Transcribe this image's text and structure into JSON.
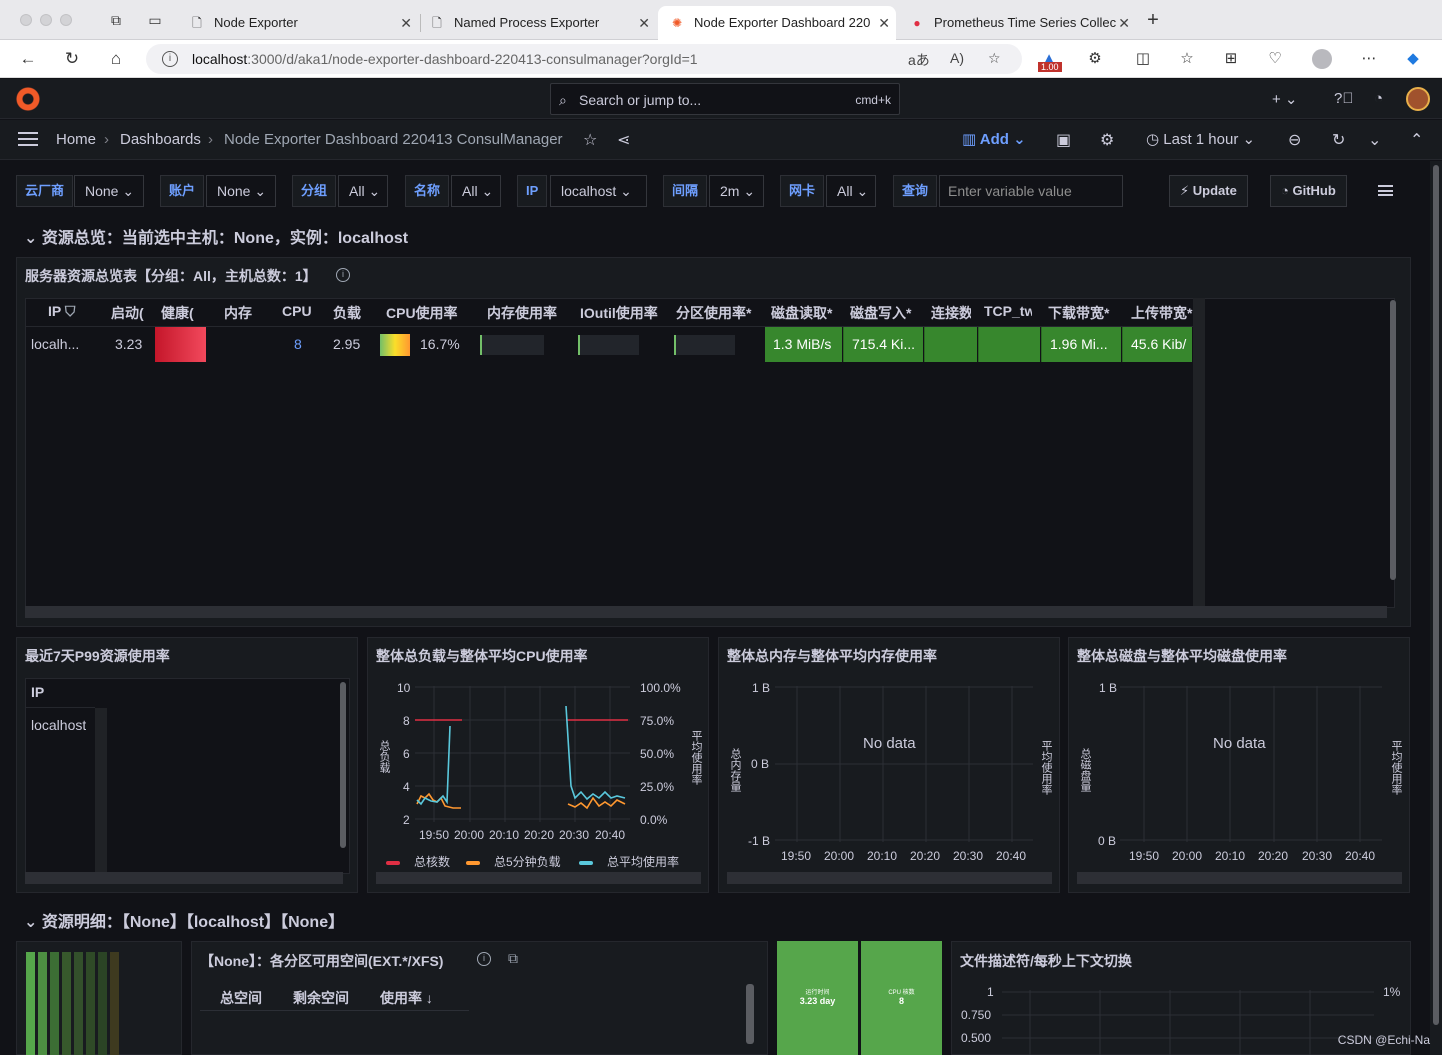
{
  "browser": {
    "tabs": [
      {
        "title": "Node Exporter",
        "favicon": "page-icon"
      },
      {
        "title": "Named Process Exporter",
        "favicon": "page-icon"
      },
      {
        "title": "Node Exporter Dashboard 220",
        "favicon": "grafana-icon"
      },
      {
        "title": "Prometheus Time Series Collec",
        "favicon": "prometheus-icon"
      }
    ],
    "url_host": "localhost",
    "url_path": ":3000/d/aka1/node-exporter-dashboard-220413-consulmanager?orgId=1",
    "ext_badge": "1.00"
  },
  "grafana": {
    "search_placeholder": "Search or jump to...",
    "search_kbd": "cmd+k",
    "breadcrumb": [
      "Home",
      "Dashboards",
      "Node Exporter Dashboard 220413 ConsulManager"
    ],
    "add_label": "Add",
    "time_range": "Last 1 hour"
  },
  "variables": [
    {
      "label": "云厂商",
      "value": "None"
    },
    {
      "label": "账户",
      "value": "None"
    },
    {
      "label": "分组",
      "value": "All"
    },
    {
      "label": "名称",
      "value": "All"
    },
    {
      "label": "IP",
      "value": "localhost"
    },
    {
      "label": "间隔",
      "value": "2m"
    },
    {
      "label": "网卡",
      "value": "All"
    }
  ],
  "query": {
    "label": "查询",
    "placeholder": "Enter variable value"
  },
  "buttons": {
    "update": "Update",
    "github": "GitHub"
  },
  "row1_title": "资源总览：当前选中主机：None，实例：localhost",
  "overview_table": {
    "title": "服务器资源总览表【分组：All，主机总数：1】",
    "columns": [
      "IP",
      "启动(",
      "健康(",
      "内存",
      "CPU",
      "负载",
      "CPU使用率",
      "内存使用率",
      "IOutil使用率",
      "分区使用率*",
      "磁盘读取*",
      "磁盘写入*",
      "连接数",
      "TCP_tw",
      "下载带宽*",
      "上传带宽*"
    ],
    "row": {
      "ip": "localh...",
      "uptime": "3.23",
      "cpu": "8",
      "load": "2.95",
      "cpu_usage": "16.7%",
      "disk_read": "1.3 MiB/s",
      "disk_write": "715.4 Ki...",
      "download": "1.96 Mi...",
      "upload": "45.6 Kib/"
    }
  },
  "p99_panel": {
    "title": "最近7天P99资源使用率",
    "column": "IP",
    "row": "localhost"
  },
  "load_panel": {
    "title": "整体总负载与整体平均CPU使用率",
    "y_left_label": "总负载",
    "y_right_label": "平均使用率",
    "y_left_ticks": [
      "10",
      "8",
      "6",
      "4",
      "2"
    ],
    "y_right_ticks": [
      "100.0%",
      "75.0%",
      "50.0%",
      "25.0%",
      "0.0%"
    ],
    "x_ticks": [
      "19:50",
      "20:00",
      "20:10",
      "20:20",
      "20:30",
      "20:40"
    ],
    "legend": [
      "总核数",
      "总5分钟负载",
      "总平均使用率"
    ]
  },
  "mem_panel": {
    "title": "整体总内存与整体平均内存使用率",
    "y_left_label": "总内存量",
    "y_right_label": "平均使用率",
    "y_ticks": [
      "1 B",
      "0 B",
      "-1 B"
    ],
    "x_ticks": [
      "19:50",
      "20:00",
      "20:10",
      "20:20",
      "20:30",
      "20:40"
    ],
    "nodata": "No data"
  },
  "disk_panel": {
    "title": "整体总磁盘与整体平均磁盘使用率",
    "y_left_label": "总磁盘量",
    "y_right_label": "平均使用率",
    "y_ticks": [
      "1 B",
      "0 B"
    ],
    "x_ticks": [
      "19:50",
      "20:00",
      "20:10",
      "20:20",
      "20:30",
      "20:40"
    ],
    "nodata": "No data"
  },
  "row2_title": "资源明细：【None】【localhost】【None】",
  "partition_panel": {
    "title": "【None】：各分区可用空间(EXT.*/XFS)",
    "columns": [
      "总空间",
      "剩余空间",
      "使用率"
    ]
  },
  "stat_tiles": [
    {
      "label": "运行时间",
      "value": "3.23 day"
    },
    {
      "label": "CPU 核数",
      "value": "8"
    }
  ],
  "fd_panel": {
    "title": "文件描述符/每秒上下文切换",
    "y_ticks": [
      "1",
      "0.750",
      "0.500"
    ],
    "y_right": "1%"
  },
  "watermark": "CSDN @Echi-Na",
  "colors": {
    "accent": "#6e9fff",
    "green": "#37872d",
    "red": "#e02f44",
    "orange": "#ff9830",
    "cyan": "#5ac8dc"
  }
}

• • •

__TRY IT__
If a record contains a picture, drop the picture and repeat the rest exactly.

__RESPONSE AREA__
Transcribe this image's text and structure into JSON.
{
  "browser": {
    "tabs": [
      {
        "title": "Node Exporter",
        "favicon": "page-icon"
      },
      {
        "title": "Named Process Exporter",
        "favicon": "page-icon"
      },
      {
        "title": "Node Exporter Dashboard 220",
        "favicon": "grafana-icon"
      },
      {
        "title": "Prometheus Time Series Collec",
        "favicon": "prometheus-icon"
      }
    ],
    "url_host": "localhost",
    "url_path": ":3000/d/aka1/node-exporter-dashboard-220413-consulmanager?orgId=1",
    "ext_badge": "1.00"
  },
  "grafana": {
    "search_placeholder": "Search or jump to...",
    "search_kbd": "cmd+k",
    "breadcrumb": [
      "Home",
      "Dashboards",
      "Node Exporter Dashboard 220413 ConsulManager"
    ],
    "add_label": "Add",
    "time_range": "Last 1 hour"
  },
  "variables": [
    {
      "label": "云厂商",
      "value": "None"
    },
    {
      "label": "账户",
      "value": "None"
    },
    {
      "label": "分组",
      "value": "All"
    },
    {
      "label": "名称",
      "value": "All"
    },
    {
      "label": "IP",
      "value": "localhost"
    },
    {
      "label": "间隔",
      "value": "2m"
    },
    {
      "label": "网卡",
      "value": "All"
    }
  ],
  "query": {
    "label": "查询",
    "placeholder": "Enter variable value"
  },
  "buttons": {
    "update": "Update",
    "github": "GitHub"
  },
  "row1_title": "资源总览：当前选中主机：None，实例：localhost",
  "overview_table": {
    "title": "服务器资源总览表【分组：All，主机总数：1】",
    "columns": [
      "IP",
      "启动(",
      "健康(",
      "内存",
      "CPU",
      "负载",
      "CPU使用率",
      "内存使用率",
      "IOutil使用率",
      "分区使用率*",
      "磁盘读取*",
      "磁盘写入*",
      "连接数",
      "TCP_tw",
      "下载带宽*",
      "上传带宽*"
    ],
    "row": {
      "ip": "localh...",
      "uptime": "3.23",
      "cpu": "8",
      "load": "2.95",
      "cpu_usage": "16.7%",
      "disk_read": "1.3 MiB/s",
      "disk_write": "715.4 Ki...",
      "download": "1.96 Mi...",
      "upload": "45.6 Kib/"
    }
  },
  "p99_panel": {
    "title": "最近7天P99资源使用率",
    "column": "IP",
    "row": "localhost"
  },
  "load_panel": {
    "title": "整体总负载与整体平均CPU使用率",
    "y_left_label": "总负载",
    "y_right_label": "平均使用率",
    "y_left_ticks": [
      "10",
      "8",
      "6",
      "4",
      "2"
    ],
    "y_right_ticks": [
      "100.0%",
      "75.0%",
      "50.0%",
      "25.0%",
      "0.0%"
    ],
    "x_ticks": [
      "19:50",
      "20:00",
      "20:10",
      "20:20",
      "20:30",
      "20:40"
    ],
    "legend": [
      "总核数",
      "总5分钟负载",
      "总平均使用率"
    ]
  },
  "mem_panel": {
    "title": "整体总内存与整体平均内存使用率",
    "y_left_label": "总内存量",
    "y_right_label": "平均使用率",
    "y_ticks": [
      "1 B",
      "0 B",
      "-1 B"
    ],
    "x_ticks": [
      "19:50",
      "20:00",
      "20:10",
      "20:20",
      "20:30",
      "20:40"
    ],
    "nodata": "No data"
  },
  "disk_panel": {
    "title": "整体总磁盘与整体平均磁盘使用率",
    "y_left_label": "总磁盘量",
    "y_right_label": "平均使用率",
    "y_ticks": [
      "1 B",
      "0 B"
    ],
    "x_ticks": [
      "19:50",
      "20:00",
      "20:10",
      "20:20",
      "20:30",
      "20:40"
    ],
    "nodata": "No data"
  },
  "row2_title": "资源明细：【None】【localhost】【None】",
  "partition_panel": {
    "title": "【None】：各分区可用空间(EXT.*/XFS)",
    "columns": [
      "总空间",
      "剩余空间",
      "使用率"
    ]
  },
  "stat_tiles": [
    {
      "label": "运行时间",
      "value": "3.23 day"
    },
    {
      "label": "CPU 核数",
      "value": "8"
    }
  ],
  "fd_panel": {
    "title": "文件描述符/每秒上下文切换",
    "y_ticks": [
      "1",
      "0.750",
      "0.500"
    ],
    "y_right": "1%"
  },
  "watermark": "CSDN @Echi-Na",
  "colors": {
    "accent": "#6e9fff",
    "green": "#37872d",
    "red": "#e02f44",
    "orange": "#ff9830",
    "cyan": "#5ac8dc"
  }
}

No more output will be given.